▶ **Action item**: If a line in the records below holds the word "Number", copy it.

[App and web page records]
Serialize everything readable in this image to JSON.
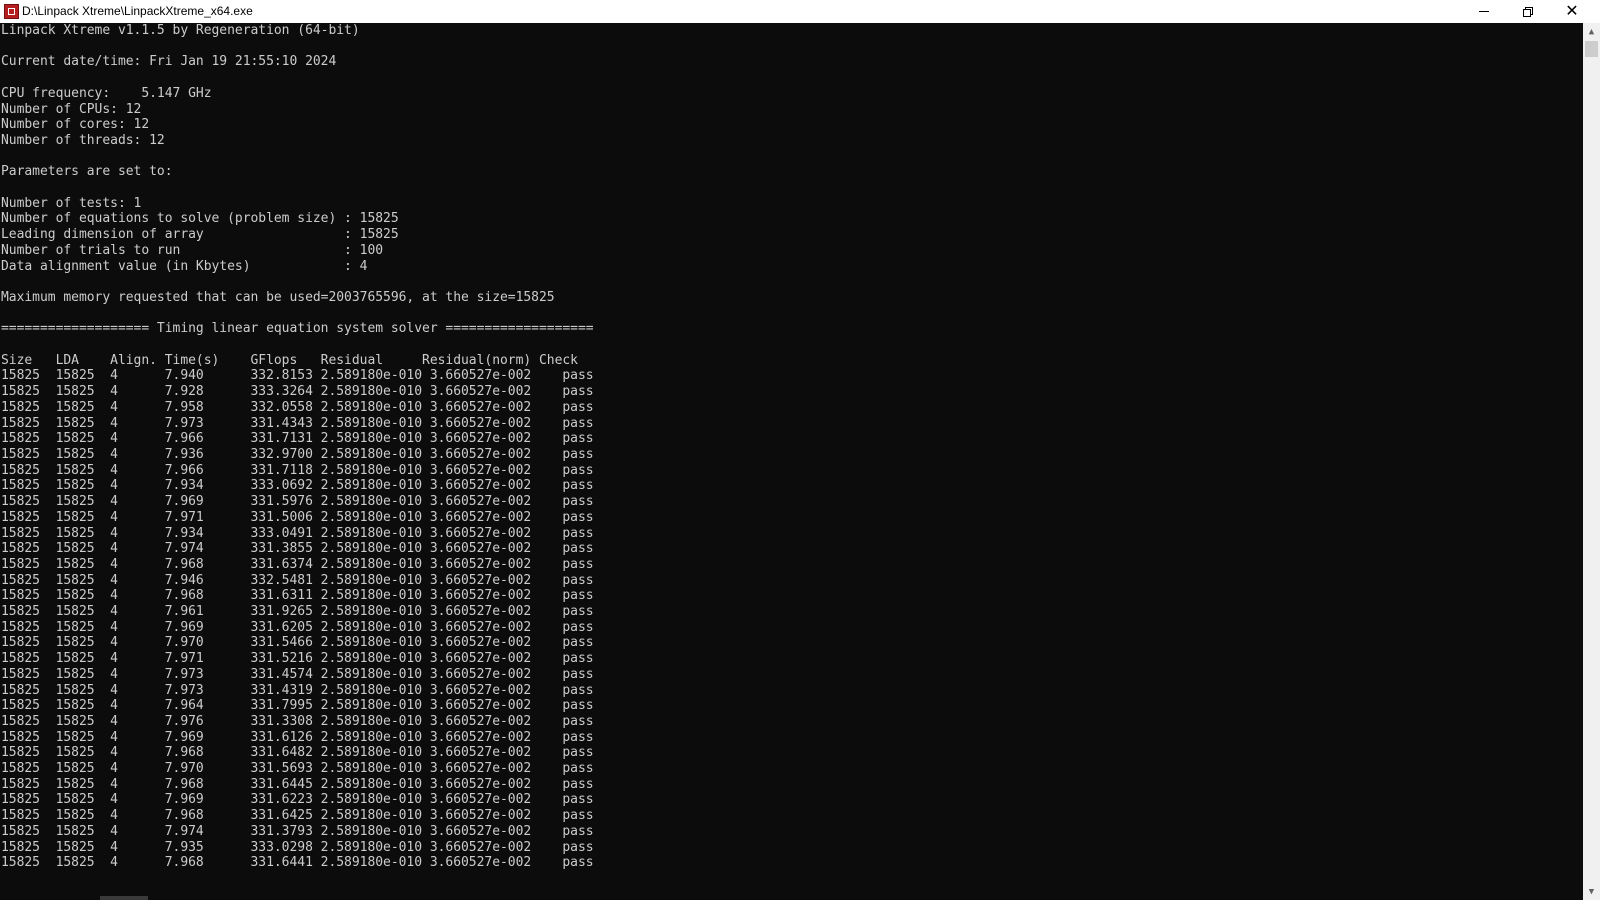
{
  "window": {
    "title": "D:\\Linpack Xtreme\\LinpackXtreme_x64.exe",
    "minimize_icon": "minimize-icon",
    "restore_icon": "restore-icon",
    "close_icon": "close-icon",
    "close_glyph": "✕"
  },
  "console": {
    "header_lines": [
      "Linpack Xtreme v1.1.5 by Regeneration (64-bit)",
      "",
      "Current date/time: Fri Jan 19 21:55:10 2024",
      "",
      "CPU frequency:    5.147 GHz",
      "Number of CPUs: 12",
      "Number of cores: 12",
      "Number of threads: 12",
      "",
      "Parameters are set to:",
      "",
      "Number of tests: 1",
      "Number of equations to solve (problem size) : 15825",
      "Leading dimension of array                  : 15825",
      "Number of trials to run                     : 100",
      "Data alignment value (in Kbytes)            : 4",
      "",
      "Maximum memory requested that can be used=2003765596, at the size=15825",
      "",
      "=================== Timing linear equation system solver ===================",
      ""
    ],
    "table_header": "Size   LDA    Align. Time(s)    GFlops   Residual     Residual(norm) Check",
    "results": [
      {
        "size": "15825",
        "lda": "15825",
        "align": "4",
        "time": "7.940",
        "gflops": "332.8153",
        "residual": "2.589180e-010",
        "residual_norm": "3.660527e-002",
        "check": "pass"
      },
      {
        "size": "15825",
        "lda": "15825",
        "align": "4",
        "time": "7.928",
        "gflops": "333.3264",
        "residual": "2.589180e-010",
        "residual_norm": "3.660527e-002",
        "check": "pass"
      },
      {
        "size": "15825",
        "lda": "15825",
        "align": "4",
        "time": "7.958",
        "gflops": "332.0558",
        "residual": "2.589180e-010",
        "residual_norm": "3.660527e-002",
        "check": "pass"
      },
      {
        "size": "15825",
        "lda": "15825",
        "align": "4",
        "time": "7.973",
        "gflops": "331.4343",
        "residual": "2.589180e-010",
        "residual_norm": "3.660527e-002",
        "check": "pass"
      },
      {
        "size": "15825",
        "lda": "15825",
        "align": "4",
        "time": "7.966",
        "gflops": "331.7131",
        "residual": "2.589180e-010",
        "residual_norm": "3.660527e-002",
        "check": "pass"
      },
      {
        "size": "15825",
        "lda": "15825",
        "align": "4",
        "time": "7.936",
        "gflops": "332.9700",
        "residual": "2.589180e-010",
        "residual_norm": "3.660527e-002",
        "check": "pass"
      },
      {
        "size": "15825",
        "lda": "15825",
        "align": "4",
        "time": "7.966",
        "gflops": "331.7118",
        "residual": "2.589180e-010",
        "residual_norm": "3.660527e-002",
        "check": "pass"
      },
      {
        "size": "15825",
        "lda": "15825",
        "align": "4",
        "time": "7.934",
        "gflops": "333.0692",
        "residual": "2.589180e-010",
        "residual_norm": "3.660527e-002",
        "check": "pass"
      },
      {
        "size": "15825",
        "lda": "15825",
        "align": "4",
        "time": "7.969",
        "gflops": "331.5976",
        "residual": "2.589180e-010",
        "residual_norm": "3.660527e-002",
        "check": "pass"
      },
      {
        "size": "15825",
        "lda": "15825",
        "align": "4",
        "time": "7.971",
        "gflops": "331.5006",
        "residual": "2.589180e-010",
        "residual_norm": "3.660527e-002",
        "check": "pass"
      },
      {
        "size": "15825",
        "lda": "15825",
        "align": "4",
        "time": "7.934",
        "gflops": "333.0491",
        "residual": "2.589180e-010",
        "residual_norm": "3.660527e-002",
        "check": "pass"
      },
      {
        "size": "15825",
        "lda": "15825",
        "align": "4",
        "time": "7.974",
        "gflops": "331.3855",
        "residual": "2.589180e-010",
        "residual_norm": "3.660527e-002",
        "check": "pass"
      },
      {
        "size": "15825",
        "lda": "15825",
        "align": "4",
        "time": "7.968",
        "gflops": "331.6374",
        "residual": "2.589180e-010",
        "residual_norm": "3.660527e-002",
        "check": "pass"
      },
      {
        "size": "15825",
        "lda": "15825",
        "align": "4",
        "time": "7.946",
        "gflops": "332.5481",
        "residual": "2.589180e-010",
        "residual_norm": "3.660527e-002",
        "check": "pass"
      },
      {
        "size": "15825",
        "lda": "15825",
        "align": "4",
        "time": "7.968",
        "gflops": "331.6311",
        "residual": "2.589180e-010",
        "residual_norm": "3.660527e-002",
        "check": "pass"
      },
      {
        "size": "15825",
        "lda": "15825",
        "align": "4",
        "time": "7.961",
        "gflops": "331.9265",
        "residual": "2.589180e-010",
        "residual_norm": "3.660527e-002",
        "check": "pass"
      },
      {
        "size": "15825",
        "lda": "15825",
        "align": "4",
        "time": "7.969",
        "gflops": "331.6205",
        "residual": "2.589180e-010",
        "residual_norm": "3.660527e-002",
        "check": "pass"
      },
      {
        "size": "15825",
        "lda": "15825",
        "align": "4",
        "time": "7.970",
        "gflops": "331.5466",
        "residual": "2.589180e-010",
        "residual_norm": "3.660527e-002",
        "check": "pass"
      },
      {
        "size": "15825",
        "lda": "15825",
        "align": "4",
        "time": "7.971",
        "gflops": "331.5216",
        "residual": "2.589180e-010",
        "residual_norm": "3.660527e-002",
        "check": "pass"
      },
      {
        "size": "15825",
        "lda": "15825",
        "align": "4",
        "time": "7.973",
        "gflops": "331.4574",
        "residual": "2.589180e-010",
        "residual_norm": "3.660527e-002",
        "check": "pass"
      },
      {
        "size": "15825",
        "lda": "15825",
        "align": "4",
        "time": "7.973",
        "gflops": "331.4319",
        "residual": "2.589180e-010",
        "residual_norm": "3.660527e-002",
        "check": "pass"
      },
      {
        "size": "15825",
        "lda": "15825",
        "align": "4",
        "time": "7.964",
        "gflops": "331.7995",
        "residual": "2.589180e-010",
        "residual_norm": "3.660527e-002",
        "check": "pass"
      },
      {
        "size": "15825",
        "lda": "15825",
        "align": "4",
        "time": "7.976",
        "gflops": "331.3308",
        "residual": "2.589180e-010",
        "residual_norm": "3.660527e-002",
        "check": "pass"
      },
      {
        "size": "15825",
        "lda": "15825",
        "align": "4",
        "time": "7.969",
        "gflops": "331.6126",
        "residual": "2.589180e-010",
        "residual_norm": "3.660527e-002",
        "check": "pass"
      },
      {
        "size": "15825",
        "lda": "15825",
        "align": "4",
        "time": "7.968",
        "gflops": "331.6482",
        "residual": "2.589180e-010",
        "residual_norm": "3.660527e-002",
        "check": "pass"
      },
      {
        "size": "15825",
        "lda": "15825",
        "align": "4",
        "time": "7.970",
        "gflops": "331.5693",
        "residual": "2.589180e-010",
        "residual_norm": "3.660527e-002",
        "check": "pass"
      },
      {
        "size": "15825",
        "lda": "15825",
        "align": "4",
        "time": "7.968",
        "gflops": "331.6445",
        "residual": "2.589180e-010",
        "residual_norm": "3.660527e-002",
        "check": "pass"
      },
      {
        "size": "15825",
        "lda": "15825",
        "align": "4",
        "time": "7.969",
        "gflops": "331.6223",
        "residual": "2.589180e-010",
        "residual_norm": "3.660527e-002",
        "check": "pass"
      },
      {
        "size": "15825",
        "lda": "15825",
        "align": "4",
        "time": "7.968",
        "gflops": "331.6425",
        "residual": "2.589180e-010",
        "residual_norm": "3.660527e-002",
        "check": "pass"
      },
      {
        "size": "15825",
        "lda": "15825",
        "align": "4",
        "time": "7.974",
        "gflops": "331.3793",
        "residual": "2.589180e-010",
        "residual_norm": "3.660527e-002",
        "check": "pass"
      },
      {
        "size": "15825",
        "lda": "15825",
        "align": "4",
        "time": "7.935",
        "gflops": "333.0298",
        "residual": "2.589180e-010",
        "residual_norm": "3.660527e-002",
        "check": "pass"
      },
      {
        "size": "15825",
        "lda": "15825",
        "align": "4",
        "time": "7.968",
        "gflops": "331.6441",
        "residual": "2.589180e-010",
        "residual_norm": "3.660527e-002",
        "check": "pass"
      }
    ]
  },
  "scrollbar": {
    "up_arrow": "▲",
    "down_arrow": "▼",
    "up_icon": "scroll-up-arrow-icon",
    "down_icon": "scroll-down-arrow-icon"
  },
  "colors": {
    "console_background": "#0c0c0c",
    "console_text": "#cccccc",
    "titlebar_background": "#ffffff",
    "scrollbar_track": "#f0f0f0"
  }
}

▶ **Response to this exercise**:
      "Number of CPUs: 12",
      "Number of cores: 12",
      "Number of threads: 12",
      "Number of tests: 1",
      "Number of equations to solve (problem size) : 15825",
      "Number of trials to run                     : 100",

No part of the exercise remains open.